*** Begin section ***

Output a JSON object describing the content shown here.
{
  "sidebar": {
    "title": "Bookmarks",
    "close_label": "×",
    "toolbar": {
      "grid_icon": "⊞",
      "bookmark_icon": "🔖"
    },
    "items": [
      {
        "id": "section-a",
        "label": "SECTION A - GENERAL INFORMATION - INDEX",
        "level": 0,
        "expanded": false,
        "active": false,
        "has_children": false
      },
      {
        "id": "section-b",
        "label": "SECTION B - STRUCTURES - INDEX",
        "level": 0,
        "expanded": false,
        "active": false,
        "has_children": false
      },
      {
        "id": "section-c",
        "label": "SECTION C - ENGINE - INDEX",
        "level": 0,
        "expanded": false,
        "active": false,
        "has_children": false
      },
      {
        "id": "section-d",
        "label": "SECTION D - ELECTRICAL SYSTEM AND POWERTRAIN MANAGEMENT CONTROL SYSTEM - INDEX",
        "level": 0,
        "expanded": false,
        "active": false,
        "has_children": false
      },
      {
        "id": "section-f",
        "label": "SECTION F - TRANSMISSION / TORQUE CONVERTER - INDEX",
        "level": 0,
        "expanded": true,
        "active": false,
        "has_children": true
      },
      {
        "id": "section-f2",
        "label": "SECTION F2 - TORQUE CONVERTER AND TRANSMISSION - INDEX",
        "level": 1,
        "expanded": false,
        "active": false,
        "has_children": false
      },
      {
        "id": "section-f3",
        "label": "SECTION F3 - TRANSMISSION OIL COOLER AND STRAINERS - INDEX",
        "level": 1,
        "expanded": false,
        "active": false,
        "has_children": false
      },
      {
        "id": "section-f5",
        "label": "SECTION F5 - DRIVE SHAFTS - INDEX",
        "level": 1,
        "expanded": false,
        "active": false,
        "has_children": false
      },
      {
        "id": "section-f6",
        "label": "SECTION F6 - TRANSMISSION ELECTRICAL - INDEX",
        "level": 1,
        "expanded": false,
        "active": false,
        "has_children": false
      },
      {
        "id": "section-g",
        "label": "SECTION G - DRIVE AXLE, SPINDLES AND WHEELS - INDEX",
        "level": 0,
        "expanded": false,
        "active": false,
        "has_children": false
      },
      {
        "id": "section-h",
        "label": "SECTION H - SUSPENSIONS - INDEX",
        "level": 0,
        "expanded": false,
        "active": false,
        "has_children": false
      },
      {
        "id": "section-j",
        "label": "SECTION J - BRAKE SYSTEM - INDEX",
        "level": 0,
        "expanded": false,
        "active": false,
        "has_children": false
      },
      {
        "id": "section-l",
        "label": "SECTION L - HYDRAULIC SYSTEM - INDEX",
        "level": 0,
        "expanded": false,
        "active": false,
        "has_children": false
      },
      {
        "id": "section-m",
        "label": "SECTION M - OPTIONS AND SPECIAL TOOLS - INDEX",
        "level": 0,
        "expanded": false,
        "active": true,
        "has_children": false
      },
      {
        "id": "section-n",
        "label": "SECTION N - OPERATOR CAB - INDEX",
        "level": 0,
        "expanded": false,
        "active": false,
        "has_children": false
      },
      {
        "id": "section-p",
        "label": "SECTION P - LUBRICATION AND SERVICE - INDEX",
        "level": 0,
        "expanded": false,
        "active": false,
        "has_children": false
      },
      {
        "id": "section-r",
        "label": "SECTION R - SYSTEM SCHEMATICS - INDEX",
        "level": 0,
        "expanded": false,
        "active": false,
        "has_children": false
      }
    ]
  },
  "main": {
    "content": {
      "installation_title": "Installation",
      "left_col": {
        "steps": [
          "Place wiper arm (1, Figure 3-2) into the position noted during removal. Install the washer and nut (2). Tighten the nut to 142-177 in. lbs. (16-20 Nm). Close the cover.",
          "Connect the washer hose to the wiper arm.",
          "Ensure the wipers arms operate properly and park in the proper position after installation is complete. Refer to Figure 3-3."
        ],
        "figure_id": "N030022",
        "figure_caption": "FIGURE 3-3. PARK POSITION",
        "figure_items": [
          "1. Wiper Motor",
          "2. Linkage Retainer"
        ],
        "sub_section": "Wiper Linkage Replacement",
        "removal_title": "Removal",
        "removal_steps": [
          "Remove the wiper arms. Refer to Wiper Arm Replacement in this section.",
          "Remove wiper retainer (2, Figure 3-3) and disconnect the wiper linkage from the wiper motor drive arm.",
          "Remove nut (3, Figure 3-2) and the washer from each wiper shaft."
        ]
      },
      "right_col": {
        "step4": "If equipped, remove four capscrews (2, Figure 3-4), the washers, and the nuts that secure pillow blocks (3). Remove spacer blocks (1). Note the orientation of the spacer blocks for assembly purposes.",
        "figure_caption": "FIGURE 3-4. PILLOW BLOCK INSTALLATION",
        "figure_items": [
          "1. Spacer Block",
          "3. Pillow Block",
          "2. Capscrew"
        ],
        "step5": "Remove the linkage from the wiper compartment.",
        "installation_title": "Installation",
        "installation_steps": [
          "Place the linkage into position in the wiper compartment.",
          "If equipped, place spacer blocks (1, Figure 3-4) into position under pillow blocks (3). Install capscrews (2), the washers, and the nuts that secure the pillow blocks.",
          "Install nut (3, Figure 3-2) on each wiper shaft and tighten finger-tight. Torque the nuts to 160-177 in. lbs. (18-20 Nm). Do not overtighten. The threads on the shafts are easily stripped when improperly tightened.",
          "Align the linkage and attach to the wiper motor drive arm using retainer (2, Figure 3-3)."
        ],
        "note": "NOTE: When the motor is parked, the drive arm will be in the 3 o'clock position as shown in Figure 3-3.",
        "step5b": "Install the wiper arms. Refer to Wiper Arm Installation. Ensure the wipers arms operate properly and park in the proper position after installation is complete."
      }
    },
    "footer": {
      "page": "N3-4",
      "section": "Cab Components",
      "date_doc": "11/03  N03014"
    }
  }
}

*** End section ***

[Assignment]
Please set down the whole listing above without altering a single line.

[Exercise output]
Output a JSON object describing the content shown here.
{
  "sidebar": {
    "title": "Bookmarks",
    "close_label": "×",
    "toolbar": {
      "grid_icon": "⊞",
      "bookmark_icon": "🔖"
    },
    "items": [
      {
        "id": "section-a",
        "label": "SECTION A - GENERAL INFORMATION - INDEX",
        "level": 0,
        "expanded": false,
        "active": false,
        "has_children": false
      },
      {
        "id": "section-b",
        "label": "SECTION B - STRUCTURES - INDEX",
        "level": 0,
        "expanded": false,
        "active": false,
        "has_children": false
      },
      {
        "id": "section-c",
        "label": "SECTION C - ENGINE - INDEX",
        "level": 0,
        "expanded": false,
        "active": false,
        "has_children": false
      },
      {
        "id": "section-d",
        "label": "SECTION D - ELECTRICAL SYSTEM AND POWERTRAIN MANAGEMENT CONTROL SYSTEM - INDEX",
        "level": 0,
        "expanded": false,
        "active": false,
        "has_children": false
      },
      {
        "id": "section-f",
        "label": "SECTION F - TRANSMISSION / TORQUE CONVERTER - INDEX",
        "level": 0,
        "expanded": true,
        "active": false,
        "has_children": true
      },
      {
        "id": "section-f2",
        "label": "SECTION F2 - TORQUE CONVERTER AND TRANSMISSION - INDEX",
        "level": 1,
        "expanded": false,
        "active": false,
        "has_children": false
      },
      {
        "id": "section-f3",
        "label": "SECTION F3 - TRANSMISSION OIL COOLER AND STRAINERS - INDEX",
        "level": 1,
        "expanded": false,
        "active": false,
        "has_children": false
      },
      {
        "id": "section-f5",
        "label": "SECTION F5 - DRIVE SHAFTS - INDEX",
        "level": 1,
        "expanded": false,
        "active": false,
        "has_children": false
      },
      {
        "id": "section-f6",
        "label": "SECTION F6 - TRANSMISSION ELECTRICAL - INDEX",
        "level": 1,
        "expanded": false,
        "active": false,
        "has_children": false
      },
      {
        "id": "section-g",
        "label": "SECTION G - DRIVE AXLE, SPINDLES AND WHEELS - INDEX",
        "level": 0,
        "expanded": false,
        "active": false,
        "has_children": false
      },
      {
        "id": "section-h",
        "label": "SECTION H - SUSPENSIONS - INDEX",
        "level": 0,
        "expanded": false,
        "active": false,
        "has_children": false
      },
      {
        "id": "section-j",
        "label": "SECTION J - BRAKE SYSTEM - INDEX",
        "level": 0,
        "expanded": false,
        "active": false,
        "has_children": false
      },
      {
        "id": "section-l",
        "label": "SECTION L - HYDRAULIC SYSTEM - INDEX",
        "level": 0,
        "expanded": false,
        "active": false,
        "has_children": false
      },
      {
        "id": "section-m",
        "label": "SECTION M - OPTIONS AND SPECIAL TOOLS - INDEX",
        "level": 0,
        "expanded": false,
        "active": true,
        "has_children": false
      },
      {
        "id": "section-n",
        "label": "SECTION N - OPERATOR CAB - INDEX",
        "level": 0,
        "expanded": false,
        "active": false,
        "has_children": false
      },
      {
        "id": "section-p",
        "label": "SECTION P - LUBRICATION AND SERVICE - INDEX",
        "level": 0,
        "expanded": false,
        "active": false,
        "has_children": false
      },
      {
        "id": "section-r",
        "label": "SECTION R - SYSTEM SCHEMATICS - INDEX",
        "level": 0,
        "expanded": false,
        "active": false,
        "has_children": false
      }
    ]
  },
  "main": {
    "content": {
      "installation_title": "Installation",
      "left_col": {
        "steps": [
          "Place wiper arm (1, Figure 3-2) into the position noted during removal. Install the washer and nut (2). Tighten the nut to 142-177 in. lbs. (16-20 Nm). Close the cover.",
          "Connect the washer hose to the wiper arm.",
          "Ensure the wipers arms operate properly and park in the proper position after installation is complete. Refer to Figure 3-3."
        ],
        "figure_id": "N030022",
        "figure_caption": "FIGURE 3-3. PARK POSITION",
        "figure_items": [
          "1. Wiper Motor",
          "2. Linkage Retainer"
        ],
        "sub_section": "Wiper Linkage Replacement",
        "removal_title": "Removal",
        "removal_steps": [
          "Remove the wiper arms. Refer to Wiper Arm Replacement in this section.",
          "Remove wiper retainer (2, Figure 3-3) and disconnect the wiper linkage from the wiper motor drive arm.",
          "Remove nut (3, Figure 3-2) and the washer from each wiper shaft."
        ]
      },
      "right_col": {
        "step4": "If equipped, remove four capscrews (2, Figure 3-4), the washers, and the nuts that secure pillow blocks (3). Remove spacer blocks (1). Note the orientation of the spacer blocks for assembly purposes.",
        "figure_caption": "FIGURE 3-4. PILLOW BLOCK INSTALLATION",
        "figure_items": [
          "1. Spacer Block",
          "3. Pillow Block",
          "2. Capscrew"
        ],
        "step5": "Remove the linkage from the wiper compartment.",
        "installation_title": "Installation",
        "installation_steps": [
          "Place the linkage into position in the wiper compartment.",
          "If equipped, place spacer blocks (1, Figure 3-4) into position under pillow blocks (3). Install capscrews (2), the washers, and the nuts that secure the pillow blocks.",
          "Install nut (3, Figure 3-2) on each wiper shaft and tighten finger-tight. Torque the nuts to 160-177 in. lbs. (18-20 Nm). Do not overtighten. The threads on the shafts are easily stripped when improperly tightened.",
          "Align the linkage and attach to the wiper motor drive arm using retainer (2, Figure 3-3)."
        ],
        "note": "NOTE: When the motor is parked, the drive arm will be in the 3 o'clock position as shown in Figure 3-3.",
        "step5b": "Install the wiper arms. Refer to Wiper Arm Installation. Ensure the wipers arms operate properly and park in the proper position after installation is complete."
      }
    },
    "footer": {
      "page": "N3-4",
      "section": "Cab Components",
      "date_doc": "11/03  N03014"
    }
  }
}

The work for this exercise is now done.